Picture courtesy of Wikimedia
Pelladon under CC-BY license

Next door is the Sports Arena, which was the venue for boxing at the 1984 games.  It is also the original home of the Lakers (when they moved to L.A.) and the Clippers, both of whom have moved on to Staples Center up the street.  It's in pretty shabby condition these days, hosting lingerie football, car shows, and other minor events.

It is scheduled to be demolished soon.

Adjacent is the swim stadium from the 1932 games, which is still in use as a public pool. 

The Expo Line light rail, which just opened a few months ago, goes right by these three venues. It's also the new home of the space shuttle, Endeavour.

Picture courtesy of Wikimedia
kla4067 under CC-BY license

Sitting on top of a hill overlooking downtown Los Angeles is Dodger the third oldest Major League Baseball stadium still in use...which was the site of the baseball competition.  It is also the only major baseball stadium that I know of that is almost completely lacking in public transportation access.

Picture courtesy of Wikimedia
Ellen Levy Finch under CC-BY-SA license

One of my favorite places in the area is Santa Anita Park racetrack in Arcadia where many of the equestrian events took place in 1984.  Still open and still racing, crowds have really thinned out over the last few years as satellite wagering has expanded.  Magna, the company that owns it, has been in and out of bankruptcy.

Picture courtesy of Wikimedia
Dan(golfpro1) under CC-BY license

In 1932, it was the Riviera Country Club which hosted the ponies.  Today, it's host to the L.A. Open PGA Golf known as the tournament that Tiger Woods dropped out of when his scandal hit the news.

Picture courtesy of Wikimedia
Bobak Ha'Eri under CC-BY-SA license

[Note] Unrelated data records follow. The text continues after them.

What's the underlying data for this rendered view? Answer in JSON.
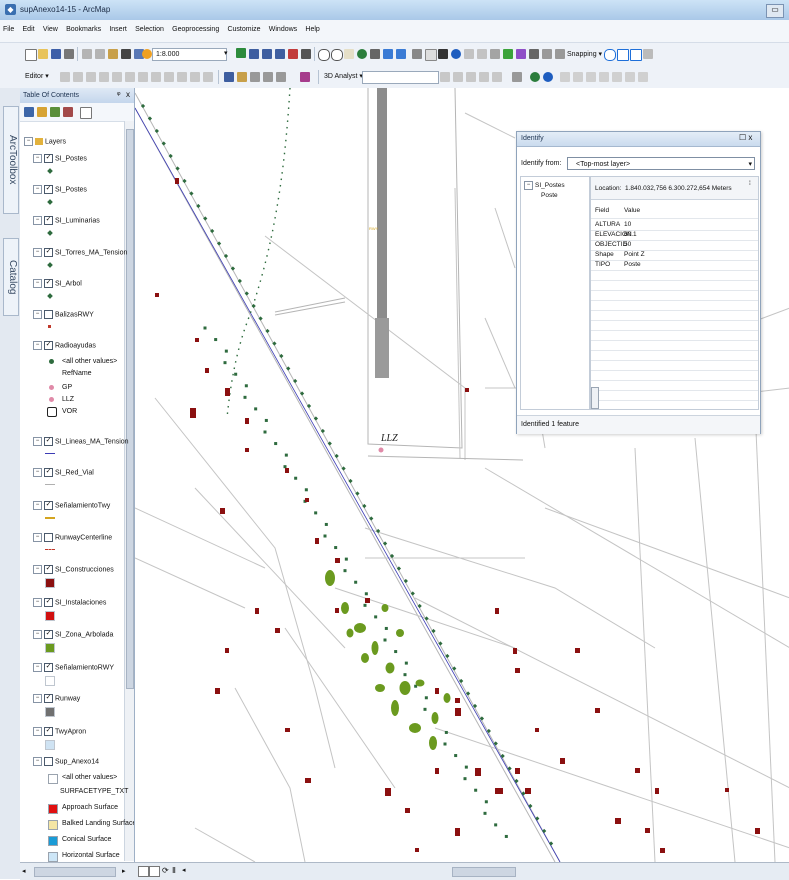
{
  "window": {
    "title": "supAnexo14-15 - ArcMap",
    "minimize": "▭"
  },
  "menu": [
    "File",
    "Edit",
    "View",
    "Bookmarks",
    "Insert",
    "Selection",
    "Geoprocessing",
    "Customize",
    "Windows",
    "Help"
  ],
  "toolbar": {
    "scale": "1:8.000",
    "snapping_label": "Snapping ▾",
    "editor_label": "Editor ▾",
    "analyst_label": "3D Analyst ▾"
  },
  "side_tabs": [
    "ArcToolbox",
    "Catalog"
  ],
  "toc": {
    "title": "Table Of Contents",
    "pin": "ᵠ",
    "close": "x",
    "root": "Layers",
    "layers": [
      {
        "name": "SI_Postes",
        "checked": true,
        "sym": "dot",
        "color": "#2e6b3e"
      },
      {
        "name": "SI_Postes",
        "checked": true,
        "sym": "dot",
        "color": "#2e6b3e"
      },
      {
        "name": "SI_Luminarias",
        "checked": true,
        "sym": "dot",
        "color": "#2e6b3e"
      },
      {
        "name": "SI_Torres_MA_Tension",
        "checked": true,
        "sym": "dot",
        "color": "#2e6b3e"
      },
      {
        "name": "SI_Arbol",
        "checked": true,
        "sym": "dot",
        "color": "#2e6b3e"
      },
      {
        "name": "BalizasRWY",
        "checked": false,
        "sym": "dot-small",
        "color": "#c0392b"
      },
      {
        "name": "Radioayudas",
        "checked": true,
        "sym": "none",
        "color": ""
      },
      {
        "name": "SI_Lineas_MA_Tension",
        "checked": true,
        "sym": "line",
        "color": "#3b3bb5"
      },
      {
        "name": "SI_Red_Vial",
        "checked": true,
        "sym": "line",
        "color": "#b0b0b0"
      },
      {
        "name": "SeñalamientoTwy",
        "checked": true,
        "sym": "line",
        "color": "#d4a520"
      },
      {
        "name": "RunwayCenterline",
        "checked": false,
        "sym": "dash",
        "color": "#c0392b"
      },
      {
        "name": "SI_Construcciones",
        "checked": true,
        "sym": "square",
        "color": "#8b1010"
      },
      {
        "name": "SI_Instalaciones",
        "checked": true,
        "sym": "square",
        "color": "#d01010"
      },
      {
        "name": "SI_Zona_Arbolada",
        "checked": true,
        "sym": "square",
        "color": "#6b9a1f"
      },
      {
        "name": "SeñalamientoRWY",
        "checked": true,
        "sym": "square",
        "color": "#ffffff"
      },
      {
        "name": "Runway",
        "checked": true,
        "sym": "square",
        "color": "#707070"
      },
      {
        "name": "TwyApron",
        "checked": true,
        "sym": "square",
        "color": "#cfe3f3"
      },
      {
        "name": "Sup_Anexo14",
        "checked": false,
        "sym": "none",
        "color": ""
      }
    ],
    "radio_legend": [
      "<all other values>",
      "RefName",
      "GP",
      "LLZ",
      "VOR"
    ],
    "sup_legend": [
      {
        "label": "<all other values>",
        "color": "#ffffff"
      },
      {
        "label": "SURFACETYPE_TXT",
        "color": ""
      },
      {
        "label": "Approach Surface",
        "color": "#e01010"
      },
      {
        "label": "Balked Landing Surface",
        "color": "#f4e6a5"
      },
      {
        "label": "Conical Surface",
        "color": "#1a9bd6"
      },
      {
        "label": "Horizontal Surface",
        "color": "#cde6f7"
      }
    ]
  },
  "map": {
    "llz_label": "LLZ",
    "tiny_label": "RWY"
  },
  "identify": {
    "title": "Identify",
    "close": "☐ x",
    "from_label": "Identify from:",
    "from_value": "<Top-most layer>",
    "tree_layer": "SI_Postes",
    "tree_item": "Poste",
    "location_label": "Location:",
    "location_value": "1.840.032,756  6.300.272,654 Meters",
    "col_field": "Field",
    "col_value": "Value",
    "rows": [
      {
        "field": "ALTURA",
        "value": "10"
      },
      {
        "field": "ELEVACION",
        "value": "60.1"
      },
      {
        "field": "OBJECTID",
        "value": "50"
      },
      {
        "field": "Shape",
        "value": "Point Z"
      },
      {
        "field": "TIPO",
        "value": "Poste"
      }
    ],
    "status": "Identified 1 feature"
  },
  "colors": {
    "pole": "#2e6b3e",
    "building": "#8b1010",
    "tree_zone": "#6b9a1f",
    "power_line": "#3b3bb5",
    "road": "#b5b5b5",
    "llz": "#e08aa8"
  }
}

Other venues farther out hosted some more events in 1984.  The Rose Bowl in Pasadena hosted soccer.  Of course, it is still used every New Year's Day (except for Sundays) for the Rose Bowl game and UCLA uses this as their home facility for football.  It's also home to a very large flea market each month.  It's in a beautiful setting in the middle of Brookside Park, just north of Suicide Bridge.

Lake Casitas, in the mountains above Ventura and near Ojai, provided the water needed for rowing and canoeing.

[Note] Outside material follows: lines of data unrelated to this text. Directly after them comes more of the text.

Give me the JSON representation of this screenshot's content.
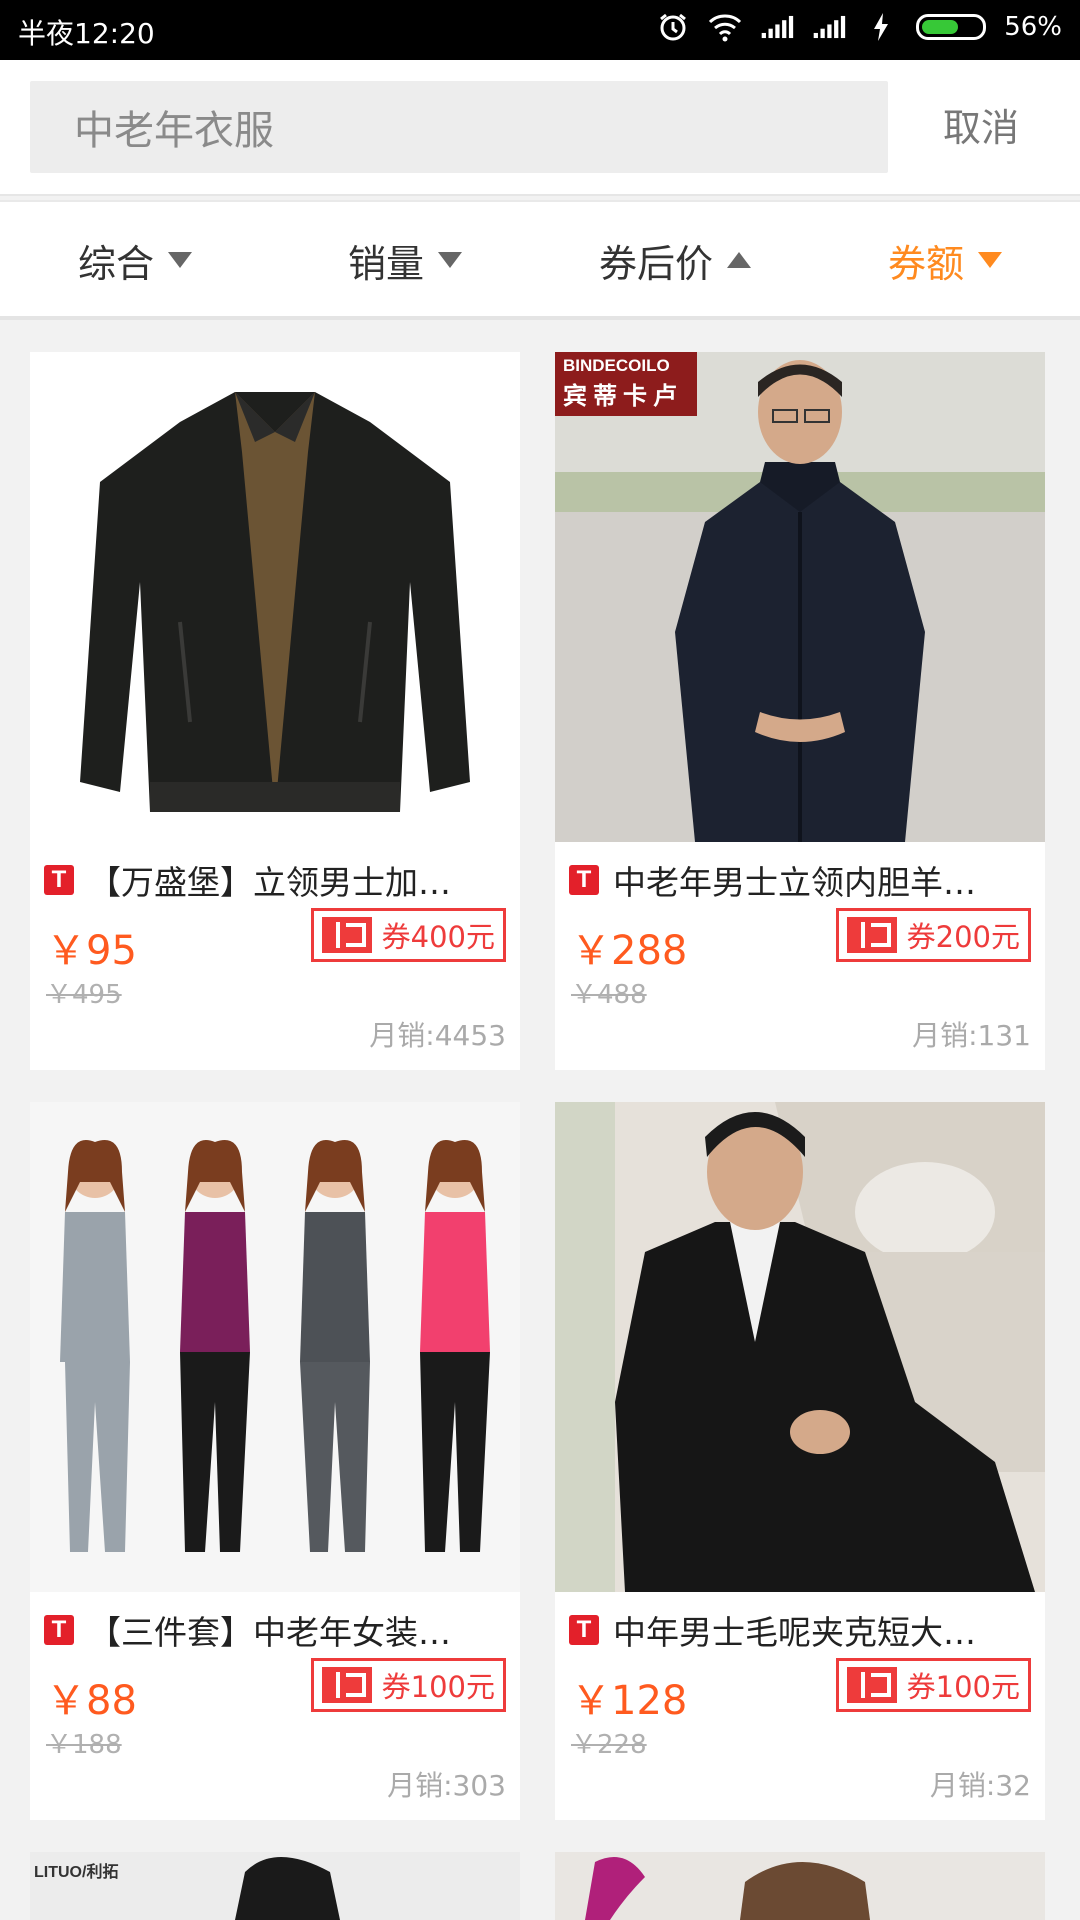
{
  "status_bar": {
    "time": "半夜12:20",
    "battery": "56%"
  },
  "search": {
    "query": "中老年衣服",
    "cancel_label": "取消"
  },
  "sort": [
    {
      "label": "综合",
      "arrow": "down",
      "active": false
    },
    {
      "label": "销量",
      "arrow": "down",
      "active": false
    },
    {
      "label": "券后价",
      "arrow": "up",
      "active": false
    },
    {
      "label": "券额",
      "arrow": "down",
      "active": true
    }
  ],
  "colors": {
    "accent": "#ff8a1f",
    "price": "#ff5a1f",
    "coupon": "#ee3b3b",
    "tmall": "#e3202a"
  },
  "products": [
    {
      "title": "【万盛堡】立领男士加…",
      "price": "￥95",
      "original_price": "￥495",
      "coupon": "券400元",
      "sales": "月销:4453",
      "image": "black-leather-jacket"
    },
    {
      "title": "中老年男士立领内胆羊…",
      "price": "￥288",
      "original_price": "￥488",
      "coupon": "券200元",
      "sales": "月销:131",
      "image": "man-in-navy-wool-coat",
      "brand": "BINDECOILO",
      "brand_cn": "宾蒂卡卢"
    },
    {
      "title": "【三件套】中老年女装…",
      "price": "￥88",
      "original_price": "￥188",
      "coupon": "券100元",
      "sales": "月销:303",
      "image": "four-women-tracksuits"
    },
    {
      "title": "中年男士毛呢夹克短大…",
      "price": "￥128",
      "original_price": "￥228",
      "coupon": "券100元",
      "sales": "月销:32",
      "image": "man-on-sofa-black-jacket"
    }
  ],
  "partial_products": [
    {
      "brand": "LITUO/利拓"
    },
    {
      "image": "woman-portrait"
    }
  ]
}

Picture courtesy of Wikimedia and Arnold C (Buchanana-Hermit)

Our tour ends down in Anaheim, across the street from Disneyland, at the Anaheim Convention Center which was used as the wrestling venue for the 1984 games.  For those of you who have attended the Abilities Expo while it was in Anaheim, this place is in that same complex.  Dating from 1967, it is also the venue for the first concerts I ever attended...Merle Haggard for country and western; Loggins and Messina for rock 'n roll with Argent as the lead-off group.

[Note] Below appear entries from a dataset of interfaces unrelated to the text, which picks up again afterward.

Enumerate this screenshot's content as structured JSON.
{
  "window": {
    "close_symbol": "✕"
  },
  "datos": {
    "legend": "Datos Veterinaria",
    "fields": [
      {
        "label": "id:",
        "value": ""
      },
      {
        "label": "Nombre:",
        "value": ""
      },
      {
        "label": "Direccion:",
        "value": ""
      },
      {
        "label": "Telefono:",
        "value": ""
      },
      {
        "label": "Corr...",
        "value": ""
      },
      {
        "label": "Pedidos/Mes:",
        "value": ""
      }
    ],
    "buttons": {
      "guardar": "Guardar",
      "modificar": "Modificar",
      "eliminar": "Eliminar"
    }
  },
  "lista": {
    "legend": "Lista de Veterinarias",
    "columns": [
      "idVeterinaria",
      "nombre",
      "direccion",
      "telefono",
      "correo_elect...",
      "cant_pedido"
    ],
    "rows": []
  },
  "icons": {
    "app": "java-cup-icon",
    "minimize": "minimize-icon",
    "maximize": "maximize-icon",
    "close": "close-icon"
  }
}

Hope you enjoyed this Olympic Tour and will join us again tomorrow as we get ready to wrap up Olympic Week here at The World on Wheels.